Find all the lines in the entries below that hold the word "渊鱼科技" and copy them.

[Data records for software interfaces]
--------
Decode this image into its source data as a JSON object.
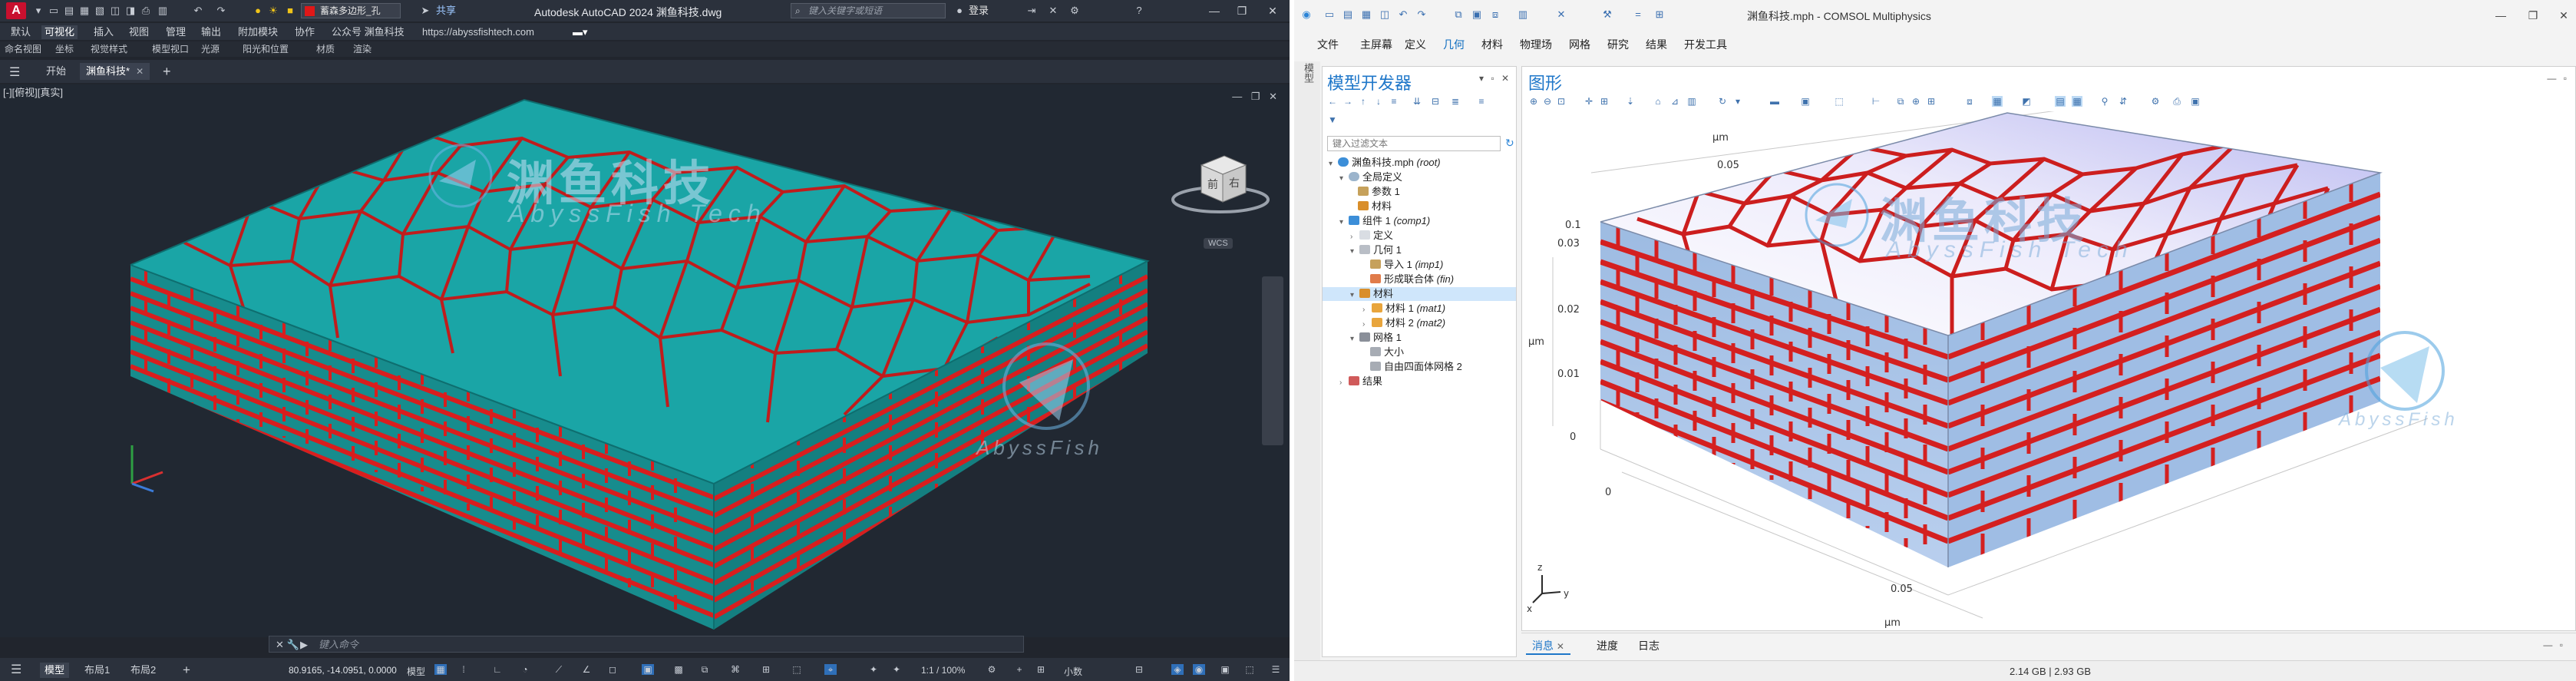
{
  "autocad": {
    "window_title": "Autodesk AutoCAD 2024   渊鱼科技.dwg",
    "layer_name": "蓄森多边形_孔",
    "share_label": "共享",
    "search_placeholder": "键入关键字或短语",
    "user_label": "登录",
    "ribbon_tabs": [
      "默认",
      "可视化",
      "插入",
      "视图",
      "管理",
      "输出",
      "附加模块",
      "协作",
      "公众号 渊鱼科技"
    ],
    "active_ribbon_tab": "可视化",
    "url_text": "https://abyssfishtech.com",
    "subribbon": [
      "命名视图",
      "坐标",
      "视觉样式",
      "模型视口",
      "光源",
      "阳光和位置",
      "材质",
      "渲染"
    ],
    "doc_tabs": [
      {
        "label": "开始"
      },
      {
        "label": "渊鱼科技*",
        "active": true
      }
    ],
    "viewport_label": "[-][俯视][真实]",
    "viewcube_faces": [
      "前",
      "右"
    ],
    "wcs_label": "WCS",
    "watermark_cn": "渊鱼科技",
    "watermark_en": "AbyssFish Tech",
    "watermark_small": "AbyssFish",
    "command_placeholder": "键入命令",
    "status_tabs": [
      "模型",
      "布局1",
      "布局2"
    ],
    "coords": "80.9165, -14.0951, 0.0000",
    "model_label": "模型",
    "scale": "1:1 / 100%",
    "units": "小数",
    "colors": {
      "mortar": "#d81e1e",
      "brick_top": "#1aa5a6",
      "brick_side": "#178c8d",
      "viewport_bg": "#212832"
    }
  },
  "comsol": {
    "window_title": "渊鱼科技.mph - COMSOL Multiphysics",
    "menu": [
      "文件",
      "主屏幕",
      "定义",
      "几何",
      "材料",
      "物理场",
      "网格",
      "研究",
      "结果",
      "开发工具"
    ],
    "left_rail": "模型",
    "model_builder_title": "模型开发器",
    "filter_placeholder": "键入过滤文本",
    "tree": [
      {
        "label": "渊鱼科技.mph",
        "tag": "(root)",
        "level": 0
      },
      {
        "label": "全局定义",
        "level": 1
      },
      {
        "label": "参数 1",
        "level": 2
      },
      {
        "label": "材料",
        "level": 2
      },
      {
        "label": "组件 1",
        "tag": "(comp1)",
        "level": 1
      },
      {
        "label": "定义",
        "level": 2
      },
      {
        "label": "几何 1",
        "level": 2
      },
      {
        "label": "导入 1",
        "tag": "(imp1)",
        "level": 3
      },
      {
        "label": "形成联合体",
        "tag": "(fin)",
        "level": 3
      },
      {
        "label": "材料",
        "level": 2,
        "selected": true
      },
      {
        "label": "材料 1",
        "tag": "(mat1)",
        "level": 3
      },
      {
        "label": "材料 2",
        "tag": "(mat2)",
        "level": 3
      },
      {
        "label": "网格 1",
        "level": 2
      },
      {
        "label": "大小",
        "level": 3
      },
      {
        "label": "自由四面体网格 2",
        "level": 3
      },
      {
        "label": "结果",
        "level": 1
      }
    ],
    "graphics_title": "图形",
    "axis_labels": {
      "unit_top": "μm",
      "top_tick": "0.05",
      "z_ticks": [
        "0.1",
        "0.03",
        "0.02",
        "0.01",
        "0"
      ],
      "unit_left": "μm",
      "x0": "0",
      "x_tick": "0.05",
      "unit_bottom": "μm"
    },
    "triad": {
      "z": "z",
      "x": "x",
      "y": "y"
    },
    "watermark_cn": "渊鱼科技",
    "watermark_en": "AbyssFish Tech",
    "watermark_small": "AbyssFish",
    "bottom_tabs": [
      "消息",
      "进度",
      "日志"
    ],
    "memory": "2.14 GB | 2.93 GB",
    "colors": {
      "mortar": "#d42020",
      "brick": "#a9c3e6",
      "brick_side": "#8fb0da",
      "top_a": "#ffffff",
      "top_b": "#c7c8f4",
      "accent": "#1f77c9"
    }
  }
}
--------
◆ EXPECTED ANSWER:
    "window_title": "Autodesk AutoCAD 2024   渊鱼科技.dwg",
      "公众号 渊鱼科技"
        "label": "渊鱼科技*",
    "watermark_cn": "渊鱼科技",
    "window_title": "渊鱼科技.mph - COMSOL Multiphysics",
        "label": "渊鱼科技.mph",
    "watermark_cn": "渊鱼科技",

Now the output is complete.